So, by now you may be wondering what the point of all this is, and even wondering why this article is a good deal less professional and more whiney than the others. What it all comes down to is basic human decency and distinguishing what looks awesome from what actually is awesome. Now, I’m not saying by any means that churchy people necessarily aren’t or can’t be holy. But, what I am saying is that the two are totally independent of each other. Furthermore, as another fellow from the days of yore by the name of Saul of Tarsus* may have agreed: if you need religion or a religious text to tell you how to be a minimally decent person, then you’re probably doing basic decency wrong.

"It is not the hearers of the law who are righteous before God, but the doers of the law who will be justified. When Gentiles who have not the law do by nature what the law requires, they are a law to themselves, even though they do not have the law. They show that what the law requires is written on their hearts, while their conscience also bears witness and their conflicting thoughts accuse or perhaps excuse them.” (Romans 2:13-15)
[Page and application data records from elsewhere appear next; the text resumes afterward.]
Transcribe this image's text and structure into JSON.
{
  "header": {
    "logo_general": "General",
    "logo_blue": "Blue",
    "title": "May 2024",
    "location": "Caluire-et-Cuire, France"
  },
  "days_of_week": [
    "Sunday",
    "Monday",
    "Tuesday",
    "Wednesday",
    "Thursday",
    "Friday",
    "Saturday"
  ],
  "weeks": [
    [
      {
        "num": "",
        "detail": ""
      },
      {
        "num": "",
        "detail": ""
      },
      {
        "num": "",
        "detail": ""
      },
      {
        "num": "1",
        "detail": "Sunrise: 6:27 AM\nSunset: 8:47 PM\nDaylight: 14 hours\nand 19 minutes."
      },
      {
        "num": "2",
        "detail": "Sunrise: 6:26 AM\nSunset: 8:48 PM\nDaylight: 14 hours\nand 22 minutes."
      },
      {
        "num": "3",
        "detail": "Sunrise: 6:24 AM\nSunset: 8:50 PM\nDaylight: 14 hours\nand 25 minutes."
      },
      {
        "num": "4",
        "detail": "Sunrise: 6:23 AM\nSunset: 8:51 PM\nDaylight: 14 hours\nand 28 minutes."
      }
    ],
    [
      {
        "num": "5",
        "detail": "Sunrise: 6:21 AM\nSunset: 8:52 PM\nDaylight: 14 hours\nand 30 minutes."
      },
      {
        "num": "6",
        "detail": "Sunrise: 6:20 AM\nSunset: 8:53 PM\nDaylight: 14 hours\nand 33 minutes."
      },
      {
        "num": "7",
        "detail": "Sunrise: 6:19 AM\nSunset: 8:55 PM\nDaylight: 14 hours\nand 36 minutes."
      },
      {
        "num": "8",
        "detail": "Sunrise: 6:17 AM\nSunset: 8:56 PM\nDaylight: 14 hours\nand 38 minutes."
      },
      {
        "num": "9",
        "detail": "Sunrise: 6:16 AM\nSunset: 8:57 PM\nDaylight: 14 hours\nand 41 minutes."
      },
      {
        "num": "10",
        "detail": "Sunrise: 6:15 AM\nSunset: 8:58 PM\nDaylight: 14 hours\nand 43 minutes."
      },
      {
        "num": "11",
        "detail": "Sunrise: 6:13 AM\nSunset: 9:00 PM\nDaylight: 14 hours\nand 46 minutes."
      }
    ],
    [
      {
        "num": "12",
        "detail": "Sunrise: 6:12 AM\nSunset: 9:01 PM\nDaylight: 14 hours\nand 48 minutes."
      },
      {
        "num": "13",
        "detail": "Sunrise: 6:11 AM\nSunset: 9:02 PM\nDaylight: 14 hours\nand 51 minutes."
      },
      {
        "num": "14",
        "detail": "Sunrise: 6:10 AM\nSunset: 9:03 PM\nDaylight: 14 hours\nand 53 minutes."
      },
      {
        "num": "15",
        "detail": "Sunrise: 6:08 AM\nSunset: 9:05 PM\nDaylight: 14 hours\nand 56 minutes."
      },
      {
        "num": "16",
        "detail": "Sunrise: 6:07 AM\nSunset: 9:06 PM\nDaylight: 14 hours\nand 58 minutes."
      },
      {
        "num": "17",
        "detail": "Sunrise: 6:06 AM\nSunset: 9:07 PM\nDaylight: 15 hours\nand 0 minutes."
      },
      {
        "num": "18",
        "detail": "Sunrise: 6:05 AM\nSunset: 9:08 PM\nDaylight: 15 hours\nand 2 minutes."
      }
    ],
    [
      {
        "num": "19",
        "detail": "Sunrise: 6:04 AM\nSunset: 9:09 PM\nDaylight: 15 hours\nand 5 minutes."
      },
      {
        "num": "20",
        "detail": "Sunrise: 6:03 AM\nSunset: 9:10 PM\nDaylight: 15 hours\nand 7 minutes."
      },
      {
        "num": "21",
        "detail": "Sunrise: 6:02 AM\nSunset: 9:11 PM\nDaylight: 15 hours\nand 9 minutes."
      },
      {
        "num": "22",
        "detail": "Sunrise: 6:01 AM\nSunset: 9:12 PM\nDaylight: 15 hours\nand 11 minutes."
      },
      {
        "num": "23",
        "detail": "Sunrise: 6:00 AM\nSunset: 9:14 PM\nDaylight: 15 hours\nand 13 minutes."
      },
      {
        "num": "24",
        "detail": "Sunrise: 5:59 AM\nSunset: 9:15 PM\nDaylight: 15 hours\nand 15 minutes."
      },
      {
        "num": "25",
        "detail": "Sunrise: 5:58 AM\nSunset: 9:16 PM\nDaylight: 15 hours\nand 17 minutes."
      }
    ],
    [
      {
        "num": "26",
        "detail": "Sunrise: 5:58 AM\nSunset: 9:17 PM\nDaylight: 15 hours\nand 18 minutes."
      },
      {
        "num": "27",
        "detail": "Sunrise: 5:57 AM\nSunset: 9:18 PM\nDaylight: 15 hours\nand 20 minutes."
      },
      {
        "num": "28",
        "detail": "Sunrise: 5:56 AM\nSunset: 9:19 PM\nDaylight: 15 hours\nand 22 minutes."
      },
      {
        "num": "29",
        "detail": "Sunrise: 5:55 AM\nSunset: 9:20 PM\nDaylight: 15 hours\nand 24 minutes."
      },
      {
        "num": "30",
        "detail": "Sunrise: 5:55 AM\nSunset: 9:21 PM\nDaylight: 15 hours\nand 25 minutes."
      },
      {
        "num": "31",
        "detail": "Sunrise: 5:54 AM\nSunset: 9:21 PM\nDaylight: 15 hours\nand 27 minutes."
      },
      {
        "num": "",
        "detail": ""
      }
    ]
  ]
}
All you really need to figure out basic morality is a pulse and a couple of brain waves.
Sure, sacred texts and religion illuminate many spiritual truths about the world and what it means to be a better, holier person. However, there are certain bare-bones basic tenants of simple human morality that even the 10 Commandments really just reiterated or summed up—don’t hurt people, don’t steal their stuff, don’t lie to or about them, and so forth. Such things don’t really need to be chiseled in stone tablets to make sense, and all one really needs to figure those out is a pulse, a scant couple of brain waves, and a few seconds of self-reflective thought.

St. Jerome, in the 5th century, even went so far as to say that if you weren’t personally developed enough to recognize simple human morality and the fundamental rules of living in the world, then you weren’t ready to interpret, or even read religious scripture yet (but, I’m heavily paraphrasing, of course).** Be religious, or don’t, and yes, even be churchy if you must, but above all, be holy and good to your fellow humans. It’s not really that hard. If someone is kind to you, not because their religion taught them to be, but for no other reason than the fact that it’s the right thing to do in this harsh and altogether unforgiving world we live in, then you know it really means something, and that person has the kind of holiness that sticks to the wall like good chocolate.

* Who you may know as St. Paul.
** St. Jerome’s letter to Laeta about the education of her daughter (Ep. 107).